▸ **To do**
The entries that follow should be duplicated in full, without a single alteration.

** Data follows **

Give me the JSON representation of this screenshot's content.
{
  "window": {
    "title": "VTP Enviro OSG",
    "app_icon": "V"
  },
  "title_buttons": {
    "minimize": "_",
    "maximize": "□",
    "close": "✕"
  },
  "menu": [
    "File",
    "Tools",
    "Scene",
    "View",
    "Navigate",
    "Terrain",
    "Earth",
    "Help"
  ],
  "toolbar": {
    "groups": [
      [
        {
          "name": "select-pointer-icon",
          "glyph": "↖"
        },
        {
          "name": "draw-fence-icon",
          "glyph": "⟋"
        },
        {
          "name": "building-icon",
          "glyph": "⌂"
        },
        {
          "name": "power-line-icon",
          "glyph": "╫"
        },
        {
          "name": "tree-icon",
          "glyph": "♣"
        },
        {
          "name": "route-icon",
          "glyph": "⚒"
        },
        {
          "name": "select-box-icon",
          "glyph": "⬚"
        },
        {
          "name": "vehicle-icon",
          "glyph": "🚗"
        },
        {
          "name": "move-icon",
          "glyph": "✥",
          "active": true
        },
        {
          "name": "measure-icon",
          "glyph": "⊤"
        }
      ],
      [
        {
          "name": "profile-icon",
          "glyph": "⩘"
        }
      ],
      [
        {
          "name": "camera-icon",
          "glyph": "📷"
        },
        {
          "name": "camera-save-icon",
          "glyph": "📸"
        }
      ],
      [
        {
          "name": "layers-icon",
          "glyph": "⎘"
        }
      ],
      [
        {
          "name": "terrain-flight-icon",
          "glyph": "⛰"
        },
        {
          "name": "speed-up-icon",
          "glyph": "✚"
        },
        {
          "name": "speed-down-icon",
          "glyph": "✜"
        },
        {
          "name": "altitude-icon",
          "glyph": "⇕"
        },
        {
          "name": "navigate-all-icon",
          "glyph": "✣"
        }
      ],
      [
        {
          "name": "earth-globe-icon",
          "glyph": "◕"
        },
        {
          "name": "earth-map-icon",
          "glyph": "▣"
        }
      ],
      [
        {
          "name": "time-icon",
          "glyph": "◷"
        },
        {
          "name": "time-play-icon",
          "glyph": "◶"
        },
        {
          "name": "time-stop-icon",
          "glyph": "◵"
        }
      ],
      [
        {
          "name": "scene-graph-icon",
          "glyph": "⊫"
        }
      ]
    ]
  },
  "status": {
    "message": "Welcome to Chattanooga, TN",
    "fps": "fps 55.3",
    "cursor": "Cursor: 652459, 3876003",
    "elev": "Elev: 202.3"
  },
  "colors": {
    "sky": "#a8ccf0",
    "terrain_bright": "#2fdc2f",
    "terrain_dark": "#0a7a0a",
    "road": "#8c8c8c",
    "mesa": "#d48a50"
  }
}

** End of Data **

▸ **Exercise response**
Give me the JSON representation of this screenshot's content.
{
  "window": {
    "title": "VTP Enviro OSG",
    "app_icon": "V"
  },
  "title_buttons": {
    "minimize": "_",
    "maximize": "□",
    "close": "✕"
  },
  "menu": [
    "File",
    "Tools",
    "Scene",
    "View",
    "Navigate",
    "Terrain",
    "Earth",
    "Help"
  ],
  "toolbar": {
    "groups": [
      [
        {
          "name": "select-pointer-icon",
          "glyph": "↖"
        },
        {
          "name": "draw-fence-icon",
          "glyph": "⟋"
        },
        {
          "name": "building-icon",
          "glyph": "⌂"
        },
        {
          "name": "power-line-icon",
          "glyph": "╫"
        },
        {
          "name": "tree-icon",
          "glyph": "♣"
        },
        {
          "name": "route-icon",
          "glyph": "⚒"
        },
        {
          "name": "select-box-icon",
          "glyph": "⬚"
        },
        {
          "name": "vehicle-icon",
          "glyph": "🚗"
        },
        {
          "name": "move-icon",
          "glyph": "✥",
          "active": true
        },
        {
          "name": "measure-icon",
          "glyph": "⊤"
        }
      ],
      [
        {
          "name": "profile-icon",
          "glyph": "⩘"
        }
      ],
      [
        {
          "name": "camera-icon",
          "glyph": "📷"
        },
        {
          "name": "camera-save-icon",
          "glyph": "📸"
        }
      ],
      [
        {
          "name": "layers-icon",
          "glyph": "⎘"
        }
      ],
      [
        {
          "name": "terrain-flight-icon",
          "glyph": "⛰"
        },
        {
          "name": "speed-up-icon",
          "glyph": "✚"
        },
        {
          "name": "speed-down-icon",
          "glyph": "✜"
        },
        {
          "name": "altitude-icon",
          "glyph": "⇕"
        },
        {
          "name": "navigate-all-icon",
          "glyph": "✣"
        }
      ],
      [
        {
          "name": "earth-globe-icon",
          "glyph": "◕"
        },
        {
          "name": "earth-map-icon",
          "glyph": "▣"
        }
      ],
      [
        {
          "name": "time-icon",
          "glyph": "◷"
        },
        {
          "name": "time-play-icon",
          "glyph": "◶"
        },
        {
          "name": "time-stop-icon",
          "glyph": "◵"
        }
      ],
      [
        {
          "name": "scene-graph-icon",
          "glyph": "⊫"
        }
      ]
    ]
  },
  "status": {
    "message": "Welcome to Chattanooga, TN",
    "fps": "fps 55.3",
    "cursor": "Cursor: 652459, 3876003",
    "elev": "Elev: 202.3"
  },
  "colors": {
    "sky": "#a8ccf0",
    "terrain_bright": "#2fdc2f",
    "terrain_dark": "#0a7a0a",
    "road": "#8c8c8c",
    "mesa": "#d48a50"
  }
}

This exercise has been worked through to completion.